       [1.52459240e+00, 1.43878233e+00, 1.36675692e+00, ...,
        1.14827515e+02, 1.27592453e+02, 1.27921860e+02],
       [1.43614788e+01, 3.65754814e+01, 3.79349136e+01, ...,
        6.43497162e+01, 6.44614944e+01, 8.80533829e+01],
       [3.65939808e+00, 3.32679443e+01, 3.58395233e+01, ...,
        1.05952095e+02, 1.08691956e+02, 1.26013718e+02]])


Q: What are the units?
Length scales are given in Mpc/h, velocities are given in comoving peculiar velocities measured in km/s, and halo masses are given in Msun/h.

Q: How should I acknowledge use of this data in my publications?
Please include the following papers and acknowledgements in publications that use this data.

Cite in all publications
Habib, S., Pope, A., Finkel, H., Frontiere, N., Heitmann, K., Daniel, D., Fasel, P., Morozov, V., Zagaris, G., Peterka, T. and Vishwanath, V., 2016. HACC: Simulating sky surveys on state-of-the-art supercomputing architectures. New Astronomy, 42, pp.49-65.
Heitmann, K., Uram, T., Finkel, H., Frontiere, N., Habib, S., Pope, A., Rangel, E., Hollowed, J., Korytov, D., Larsen, P., Allen, B., Chard, K., Foster, I., 2019. HACC Cosmological Simulations: First Data Release, arXiv:1904.11966

For MiraTitanU data
Heitmann, K., Bingham, D., Lawrence, E., Bergner, S., Habib, S., Higdon, D., Pope, A., Biswas, R., Finkel, H., Frontiere, N., Bhattacharya, S., 2016. The Mira–Titan Universe: Precision Predictions for Dark Energy Surveys. The Astrophysical Journal, 820(2), p.108.
An award of computer time was provided by the Innovative and Novel Computational Impact on Theory and Experiment (INCITE) program. This research used resources of the Argonne Leadership Computing Facility, which is a DOE Office of Science User Facility supported under contract DE-AC02-06CH11357. This research also used resources of the Oak Ridge Leadership Computing Facility, which is a DOE Office of Science User Facility supported under Contract DE-AC05-00OR22725.

For OuterRim data
Heitmann, K., Finkel, H., Pope, A., Morozov, V., Frontiere, N., Habib, S., Rangel, E., Uram, T., Korytov, D., Child, H., Flender, S., Insley, J., Rizzi, S., 2019. The Outer Rim Simulation: A Path to Many-Core Supercomputers, arXiv:1904.11970
An award of computer time was provided by the INCITE program.
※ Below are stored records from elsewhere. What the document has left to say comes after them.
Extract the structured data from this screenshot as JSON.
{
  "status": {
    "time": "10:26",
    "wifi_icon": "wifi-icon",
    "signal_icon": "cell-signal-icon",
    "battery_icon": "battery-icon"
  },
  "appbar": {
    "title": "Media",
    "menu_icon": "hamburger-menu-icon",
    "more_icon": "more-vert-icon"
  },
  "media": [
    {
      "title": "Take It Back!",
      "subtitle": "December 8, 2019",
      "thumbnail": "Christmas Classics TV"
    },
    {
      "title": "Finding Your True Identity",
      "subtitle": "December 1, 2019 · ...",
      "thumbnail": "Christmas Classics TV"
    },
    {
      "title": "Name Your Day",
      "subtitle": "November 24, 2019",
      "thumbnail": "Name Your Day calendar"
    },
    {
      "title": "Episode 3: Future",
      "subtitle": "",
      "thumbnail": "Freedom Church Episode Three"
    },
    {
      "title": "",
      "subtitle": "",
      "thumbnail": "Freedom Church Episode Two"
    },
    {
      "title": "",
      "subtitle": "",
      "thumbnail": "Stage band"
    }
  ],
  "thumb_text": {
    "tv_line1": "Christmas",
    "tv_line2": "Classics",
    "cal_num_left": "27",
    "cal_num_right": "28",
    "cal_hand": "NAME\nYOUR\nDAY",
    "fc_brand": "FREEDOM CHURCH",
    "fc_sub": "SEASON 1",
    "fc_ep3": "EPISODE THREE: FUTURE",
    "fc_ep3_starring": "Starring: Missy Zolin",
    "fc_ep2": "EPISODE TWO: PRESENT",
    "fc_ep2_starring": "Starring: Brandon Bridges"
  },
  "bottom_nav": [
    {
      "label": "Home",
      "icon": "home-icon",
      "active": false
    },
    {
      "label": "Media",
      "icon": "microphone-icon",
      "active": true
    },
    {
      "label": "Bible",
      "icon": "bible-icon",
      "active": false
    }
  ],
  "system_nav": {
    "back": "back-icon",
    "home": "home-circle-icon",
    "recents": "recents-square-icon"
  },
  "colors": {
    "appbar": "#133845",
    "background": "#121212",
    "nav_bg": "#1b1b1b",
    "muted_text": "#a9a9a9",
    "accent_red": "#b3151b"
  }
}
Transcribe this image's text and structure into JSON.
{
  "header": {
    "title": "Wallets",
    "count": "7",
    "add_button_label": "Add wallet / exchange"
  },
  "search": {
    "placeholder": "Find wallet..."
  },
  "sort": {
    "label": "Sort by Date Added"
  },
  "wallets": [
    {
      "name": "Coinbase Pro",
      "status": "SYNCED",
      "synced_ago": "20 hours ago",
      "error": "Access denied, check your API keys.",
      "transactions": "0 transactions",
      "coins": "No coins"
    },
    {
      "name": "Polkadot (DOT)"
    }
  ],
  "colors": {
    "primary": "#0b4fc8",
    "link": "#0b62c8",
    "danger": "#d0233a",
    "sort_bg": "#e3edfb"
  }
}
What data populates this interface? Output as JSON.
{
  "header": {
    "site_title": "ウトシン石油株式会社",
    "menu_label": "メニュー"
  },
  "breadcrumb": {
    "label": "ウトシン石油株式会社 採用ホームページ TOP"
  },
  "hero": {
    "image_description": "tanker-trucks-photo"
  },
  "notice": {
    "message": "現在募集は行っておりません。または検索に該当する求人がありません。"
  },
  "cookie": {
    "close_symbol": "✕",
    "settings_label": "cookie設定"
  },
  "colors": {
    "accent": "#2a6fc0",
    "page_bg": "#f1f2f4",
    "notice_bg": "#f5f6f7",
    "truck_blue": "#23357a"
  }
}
This research used resources of the Argonne Leadership Computing Facility, which is a DOE Office of Science User Facility supported under Contract DE-AC02-06CH11357.

For QContinuum data
Heitmann, K., Frontiere, N., Sewell, C., Habib, S., Pope, A., Finkel, H., Rizzi, S., Insley, J., Bhattacharya, S., 2015. The Q continuum simulation: harnessing the power of GPU accelerated supercomputers. The Astrophysical Journal Supplement Series, 219(2), p.34.
An award of computer time was provided by the INCITE program. This research also used resources of the Oak Ridge Leadership Computing Facility, which is a DOE Office of Science User Facility supported under Contract DE-AC05-00OR22725.